Sometimes, writing a HIPAA Employee NDA can be time consuming or tiresome. However, this shouldn’t worry you much as we provide an alternative way to get it done. Instead of going through the long process, you can simply download our free HIPAA Employee Non-Disclosure Agreement template and get it filled. Our templates are well structured with a set of definitions and responsibilities that a new employee should be aware of and agree with.

Free Templates & Examples

HIPAA Employee Confidentiality Non-Disclosure AgreementHIPAA Employee Confidentiality Non-Disclosure Agreement

    Frequently Asked Questions

    What are the common employer HIPAA Violations?

    Some of the most common examples of HIPAA Violations include:
    o Mishandling records
    o Employee sharing information
    o Data theft or breach
    o Improper training protocols
    o Improper data access
    o Lack of authorization

    Does HIPAA Employee NDA cover all employees?

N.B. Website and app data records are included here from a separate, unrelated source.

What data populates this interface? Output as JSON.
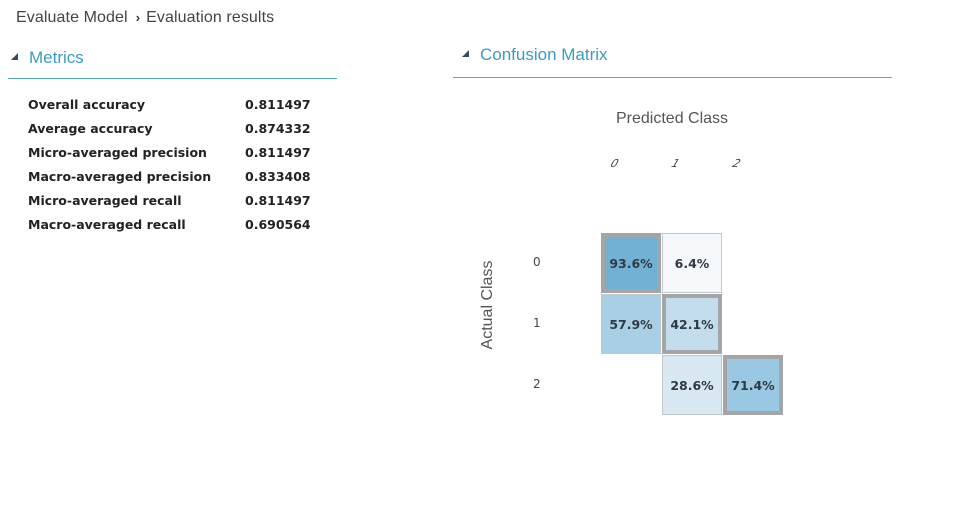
{
  "breadcrumb": {
    "parent": "Evaluate Model",
    "separator_icon": "chevron-right-icon",
    "current": "Evaluation results"
  },
  "metrics": {
    "title": "Metrics",
    "collapse_icon": "triangle-expanded-icon",
    "rows": [
      {
        "name": "Overall accuracy",
        "value": "0.811497"
      },
      {
        "name": "Average accuracy",
        "value": "0.874332"
      },
      {
        "name": "Micro-averaged precision",
        "value": "0.811497"
      },
      {
        "name": "Macro-averaged precision",
        "value": "0.833408"
      },
      {
        "name": "Micro-averaged recall",
        "value": "0.811497"
      },
      {
        "name": "Macro-averaged recall",
        "value": "0.690564"
      }
    ]
  },
  "confusion_matrix": {
    "title": "Confusion Matrix",
    "collapse_icon": "triangle-expanded-icon",
    "x_title": "Predicted Class",
    "y_title": "Actual Class",
    "col_labels": [
      "0",
      "1",
      "2"
    ],
    "row_labels": [
      "0",
      "1",
      "2"
    ]
  },
  "chart_data": {
    "type": "heatmap",
    "title": "Confusion Matrix",
    "xlabel": "Predicted Class",
    "ylabel": "Actual Class",
    "x_categories": [
      "0",
      "1",
      "2"
    ],
    "y_categories": [
      "0",
      "1",
      "2"
    ],
    "cells": [
      {
        "row": 0,
        "col": 0,
        "value": 93.6,
        "label": "93.6%",
        "diagonal": true,
        "color": "#72b1d4"
      },
      {
        "row": 0,
        "col": 1,
        "value": 6.4,
        "label": "6.4%",
        "diagonal": false,
        "color": "#f6f9fc"
      },
      {
        "row": 1,
        "col": 0,
        "value": 57.9,
        "label": "57.9%",
        "diagonal": false,
        "color": "#a9cfe4"
      },
      {
        "row": 1,
        "col": 1,
        "value": 42.1,
        "label": "42.1%",
        "diagonal": true,
        "color": "#c3dded"
      },
      {
        "row": 2,
        "col": 1,
        "value": 28.6,
        "label": "28.6%",
        "diagonal": false,
        "color": "#d8e9f3"
      },
      {
        "row": 2,
        "col": 2,
        "value": 71.4,
        "label": "71.4%",
        "diagonal": true,
        "color": "#9ac8e3"
      }
    ],
    "value_unit": "percent of actual class"
  }
}
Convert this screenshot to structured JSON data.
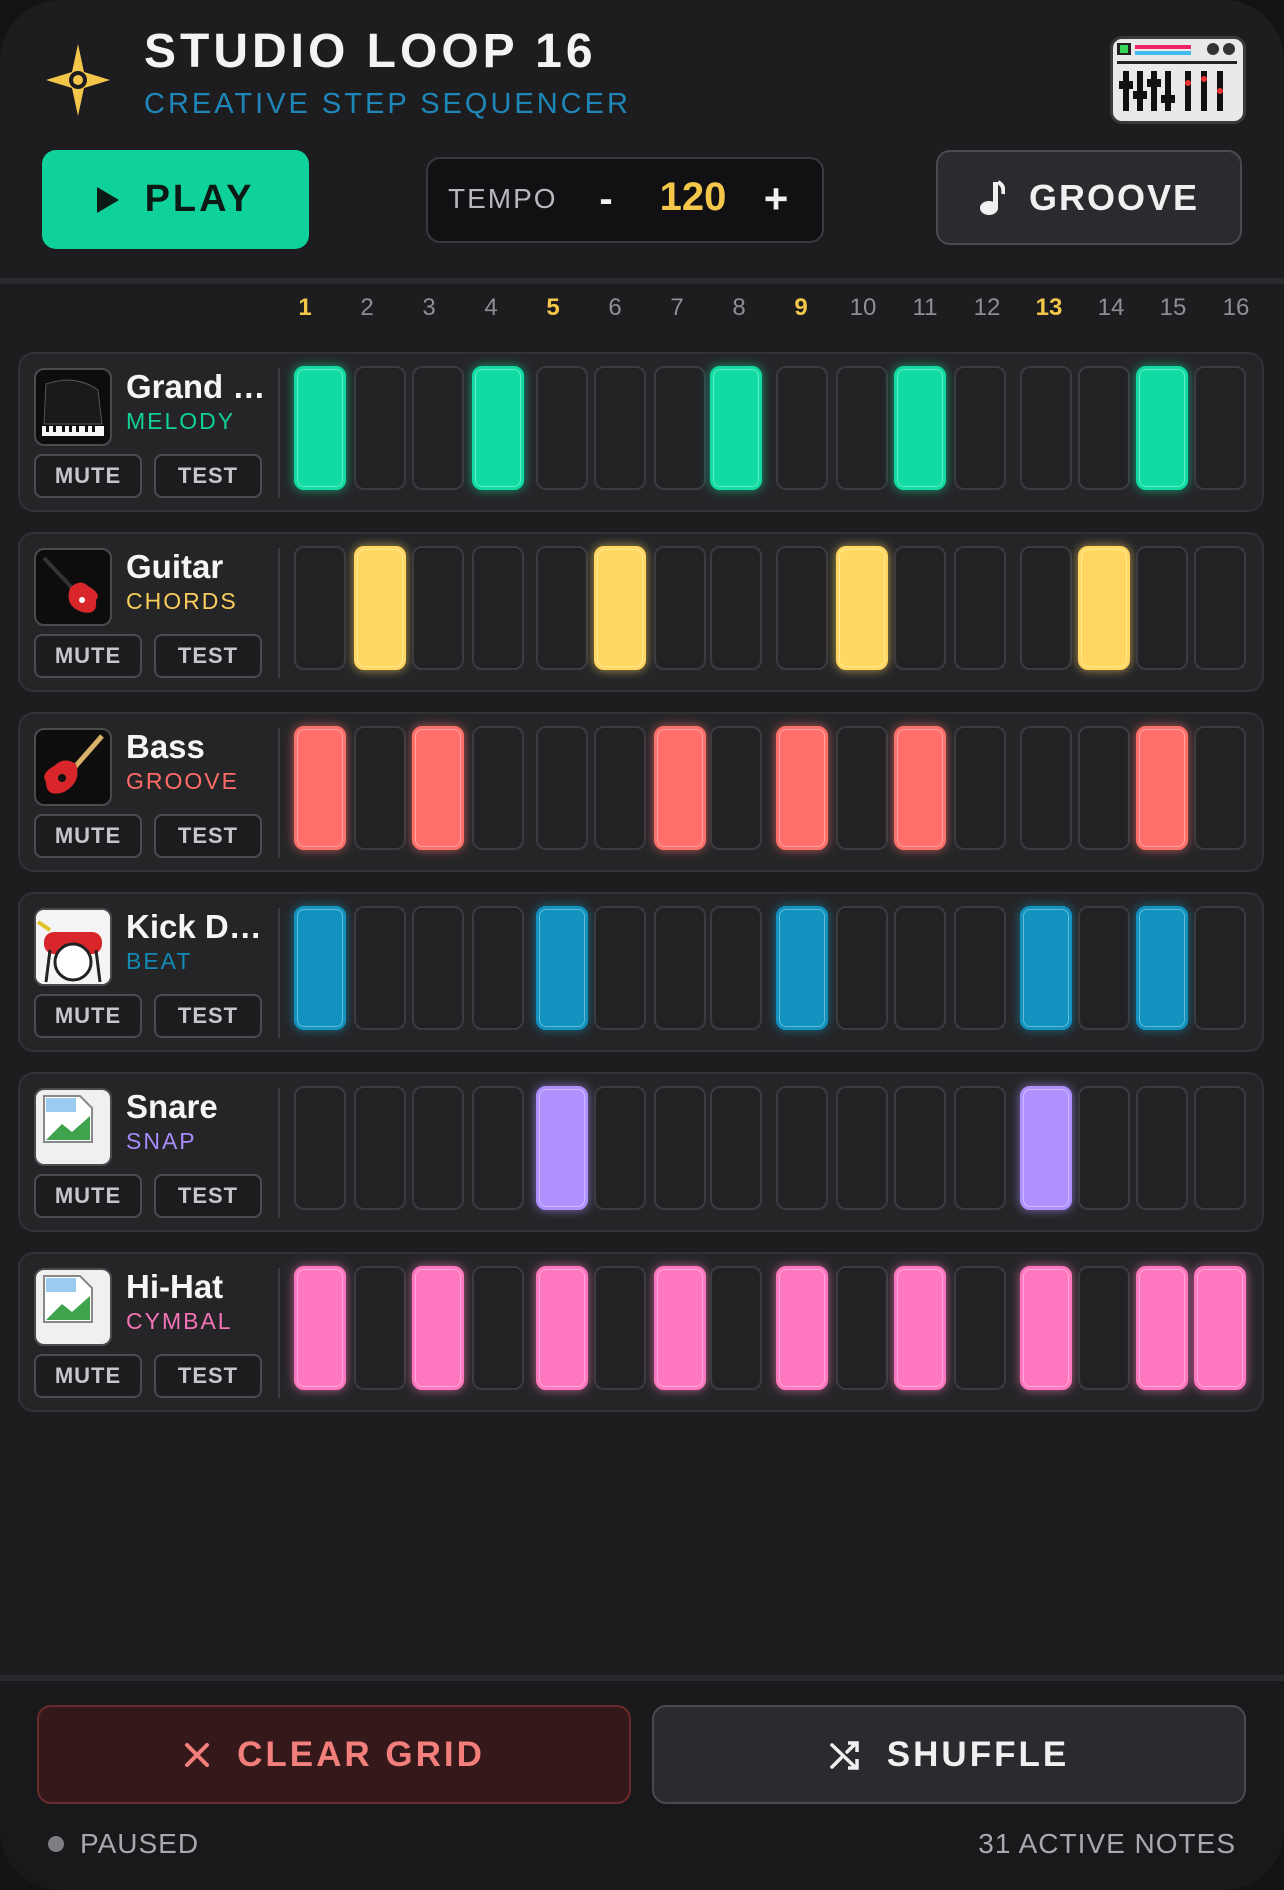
{
  "header": {
    "title": "STUDIO LOOP 16",
    "subtitle": "CREATIVE STEP SEQUENCER",
    "logo_icon": "sparkle-star-icon",
    "device_icon": "drum-machine-icon"
  },
  "controls": {
    "play_label": "PLAY",
    "tempo_label": "TEMPO",
    "tempo_minus": "-",
    "tempo_value": "120",
    "tempo_plus": "+",
    "groove_label": "GROOVE"
  },
  "steps": [
    "1",
    "2",
    "3",
    "4",
    "5",
    "6",
    "7",
    "8",
    "9",
    "10",
    "11",
    "12",
    "13",
    "14",
    "15",
    "16"
  ],
  "accent_steps": [
    1,
    5,
    9,
    13
  ],
  "tracks": [
    {
      "name": "Grand …",
      "category": "MELODY",
      "color": "#0fd19a",
      "icon": "grand-piano-icon",
      "mute": "MUTE",
      "test": "TEST",
      "pattern": [
        1,
        0,
        0,
        1,
        0,
        0,
        0,
        1,
        0,
        0,
        1,
        0,
        0,
        0,
        1,
        0
      ]
    },
    {
      "name": "Guitar",
      "category": "CHORDS",
      "color": "#f9cd5c",
      "icon": "electric-guitar-icon",
      "mute": "MUTE",
      "test": "TEST",
      "pattern": [
        0,
        1,
        0,
        0,
        0,
        1,
        0,
        0,
        0,
        1,
        0,
        0,
        0,
        1,
        0,
        0
      ]
    },
    {
      "name": "Bass",
      "category": "GROOVE",
      "color": "#ff6b66",
      "icon": "bass-guitar-icon",
      "mute": "MUTE",
      "test": "TEST",
      "pattern": [
        1,
        0,
        1,
        0,
        0,
        0,
        1,
        0,
        1,
        0,
        1,
        0,
        0,
        0,
        1,
        0
      ]
    },
    {
      "name": "Kick Dr…",
      "category": "BEAT",
      "color": "#118bb6",
      "icon": "drum-kit-icon",
      "mute": "MUTE",
      "test": "TEST",
      "pattern": [
        1,
        0,
        0,
        0,
        1,
        0,
        0,
        0,
        1,
        0,
        0,
        0,
        1,
        0,
        1,
        0
      ]
    },
    {
      "name": "Snare",
      "category": "SNAP",
      "color": "#a78bfa",
      "icon": "broken-image-icon",
      "mute": "MUTE",
      "test": "TEST",
      "pattern": [
        0,
        0,
        0,
        0,
        1,
        0,
        0,
        0,
        0,
        0,
        0,
        0,
        1,
        0,
        0,
        0
      ]
    },
    {
      "name": "Hi-Hat",
      "category": "CYMBAL",
      "color": "#f472b6",
      "icon": "broken-image-icon",
      "mute": "MUTE",
      "test": "TEST",
      "pattern": [
        1,
        0,
        1,
        0,
        1,
        0,
        1,
        0,
        1,
        0,
        1,
        0,
        1,
        0,
        1,
        1
      ]
    }
  ],
  "footer": {
    "clear_label": "CLEAR GRID",
    "shuffle_label": "SHUFFLE",
    "status": "PAUSED",
    "notes": "31 ACTIVE NOTES"
  }
}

    Contrary to the common misconception, the HIPAA Employee NDA doesn’t apply to all the employees within the health sector. Rather, it should only be mandatory for the covered entities, including health plans, healthcare clearinghouse, and healthcare providers who transmit personal health information electronically.

    Can I be penalized for breaching HIPAA Employee Non-Disclosure Agreement?

    Yes. You risk facing legal penalties should you violate HIPAA Employee Non-Disclosure Agreement. Also, you can be held liable for any financial damages caused as a result of the breach.

    How can an employee prevent HIPAA violations?

    Once you’ve signed the HIPAA Employee Non-Disclosure Agreement, as an employee, you need to take extra precautionary measures to avoid violations. As such, you can observe the following practices:
    o Never share or disclose your log-ins to anyone.
    o You shouldn’t text patient information to unauthorized persons.
    o Don’t leave your devices unattended to
    o Don’t access information due to curiosity.

    Keep Reading